The Department of Medicine at the University of Minnesota Medical School reached unparalleled success in 2022, surpassing all previous records on the Blue Ridge National Institutes of Health ranking. We achieved a milestone by securing $48.6 million in awarded funds, elevating us to a national ranking of #34. This accomplishment showcases our unprecedented achievements and solidifies our position as a leader in medical research. 

“It's very important for our department. It's a key lagging biomarker that indicates the vitality of our department’s commitment to investigation is strong,” says Peter Crawford, MD, PhD, Vice Chair for Research and Associate Dean for Research Operations. “This index underscores the success of our investigators in their pursuit of meaningful research through a linked mission that delivers the highest level clinical care and medical education.”

The Department of Medicine submits, on average, between 250 and 290 grant applications annually, reflecting a great team of dedicated faculty, learners and staff professionals committed to sponsored research, recognizing its crucial role in driving impactful investigation. 

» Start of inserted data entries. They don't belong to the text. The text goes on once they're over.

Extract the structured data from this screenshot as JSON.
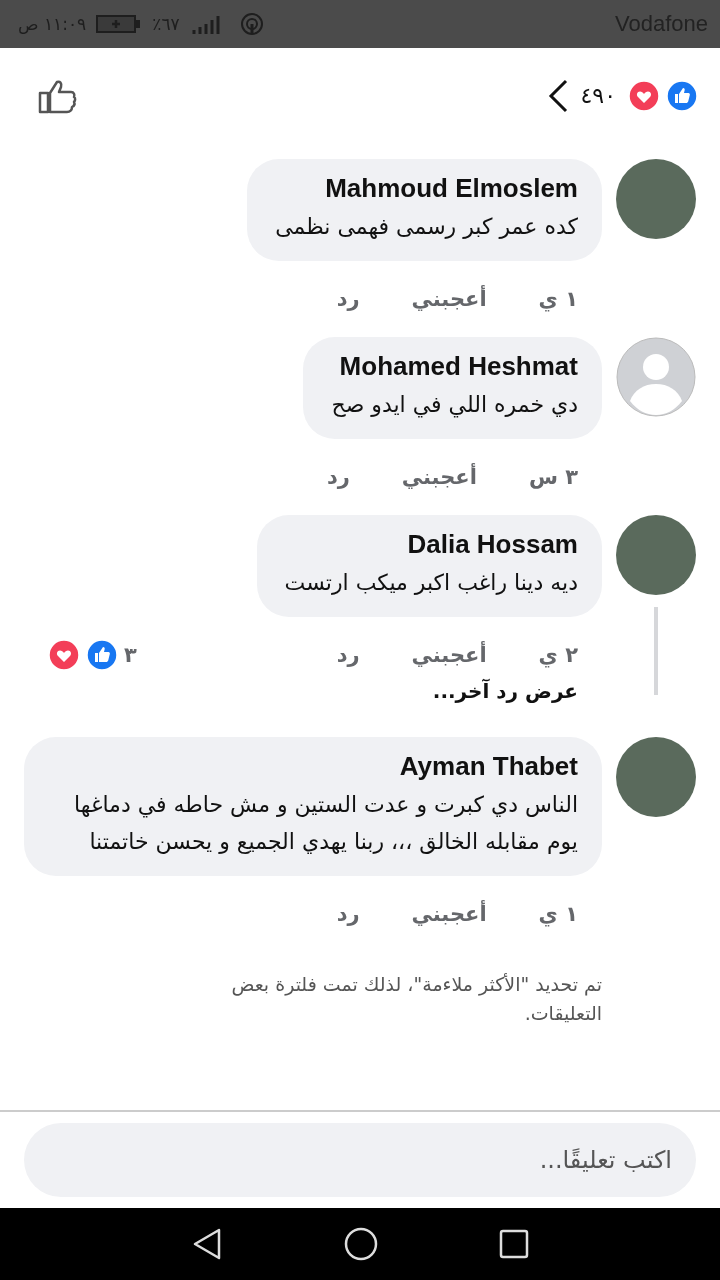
{
  "status_bar": {
    "carrier": "Vodafone",
    "time": "١١:٠٩ ص",
    "battery": "٪٦٧"
  },
  "header": {
    "reaction_count": "٤٩٠"
  },
  "comments": [
    {
      "author": "Mahmoud Elmoslem",
      "avatar": {
        "kind": "photo"
      },
      "text": "كده عمر كبر رسمى فهمى نظمى",
      "time": "١ ي",
      "like": "أعجبني",
      "reply": "رد"
    },
    {
      "author": "Mohamed Heshmat",
      "avatar": {
        "kind": "default"
      },
      "text": "دي خمره اللي في ايدو صح",
      "time": "٣ س",
      "like": "أعجبني",
      "reply": "رد"
    },
    {
      "author": "Dalia Hossam",
      "avatar": {
        "kind": "photo"
      },
      "text": "ديه دينا راغب اكبر ميكب ارتست",
      "time": "٢ ي",
      "like": "أعجبني",
      "reply": "رد",
      "reaction_count": "٣",
      "more_replies": "عرض رد آخر..."
    },
    {
      "author": "Ayman Thabet",
      "avatar": {
        "kind": "photo"
      },
      "text": "الناس دي كبرت و عدت الستين و مش حاطه في دماغها يوم مقابله الخالق ،،، ربنا يهدي الجميع و يحسن خاتمتنا",
      "time": "١ ي",
      "like": "أعجبني",
      "reply": "رد"
    }
  ],
  "filter_notice": "تم تحديد \"الأكثر ملاءمة\"، لذلك تمت فلترة بعض التعليقات.",
  "composer": {
    "placeholder": "اكتب تعليقًا..."
  }
}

“This commitment is reflected in our continued success, as we experienced significant growth in funding,” says Dr. Crawford. “Our total costs recovered from NIH-sponsored grants increased by approximately $8 million in one year, elevating our national ranking from #37 to #34.” 

“This trend highlights our department's culture of impactful sponsored research. We attribute this achievement to a number of individuals who played a pivotal role in securing this substantial jump in NIH funding,” adds Dr. Crawford.

Individuals Driving This Positive Trend

Dr. Crawford stresses that our department's diverse and rich achievements extend far beyond the accomplishments of the individuals mentioned below. We experienced many notable successes within our department, ranging from groundbreaking COVID clinical trials to cutting-edge resuscitation treatments in the setting of in-the-field cardiac arrest. 

Among some of our accomplished investigators, Lin Yee Chen had an exceptional year, securing two new grants. One of these grants focuses on cognitive aging and brain morphology, specifically exploring its connection to heart rhythm irregularities in Hispanic and Latino populations. Additionally, Dr. Chen received an NIH R01 grant, investigating the intricate relationships between heart rhythm disturbances, sleep and neurodegenerative conditions like Alzheimer's and dementia.

Alon Herschhorn had a wonderful year by securing two NIH grants. The first, a U01 grant, dissects the mechanisms of HIV evasion of the immune system. The second grant, an R01, dissects the structure of proteins found on the surface of the HIV virus itself. 

Lisa Chow successfully renewed a T32 training grant which is now in its 44th year in diabetes and endocrinology. In addition to this grant, she holds two R01s that examine the restriction of eating over discrete periods of time in the day and its impact on health outcomes. 

Jeffrey Miller secured a renewal of a P01 grant for a program project focused on off-the-shelf immunotherapies utilizing natural killer cell products for cancer therapies. This large-scale program involves many investigators and holds immense importance for our department, Medical School, and the Masonic Cancer Center. This program holds great promise to transform the number of treatment options for cancer patients.

Kurt Prins in our Cardiology division successfully captured two R01s that look at the pathogenesis of right ventricular dysfunction in pulmonary hypertension. Additional successful investigators include Takako Araki, who received an R01 grant studying mechanisms for post-COVID pituitary damage. Lastly, Rita Perlingeiro obtained a new R01 grant studying pluripotent stem cell therapies to treat a group of muscular dystrophies.

The Three Fronts of Great Opportunities To Come

The first front involves harnessing the power of team science. Dr. Crawford explains that the Department of Medicine possesses an exceptional talent pool at all levels, distributed among our faculty, learners and staff professionals. Moreover, our department leverages interdisciplinary talent that combines forces in synergy.

The second front of focus is supporting the career development of those in the early stages of their careers. “We will continue to implement and improve mentoring programs that establish partnerships with key committed leaders in the Offices of Faculty Affairs and Development; the Office of Diversity, Equity, and Inclusion; and the Office for Research. Through unified efforts, we continue to support clinician investigators on the rise who will become the next generation of exceptional independent research scientists,” he says.

Our third focus is strategic recruitment, where we actively seek opportunities to bring in individuals at various stages of career development from our training programs and outside our university. By joining our leaders, these individuals create synergy through team science and work alongside to help develop our early career investigators. Dr. Crawford emphasizes that we are committed to actively recruiting to enhance our department's capabilities and encourage a culture of research that has at its core the improvement of the human condition, particularly those who have been historically and systematically disadvantaged.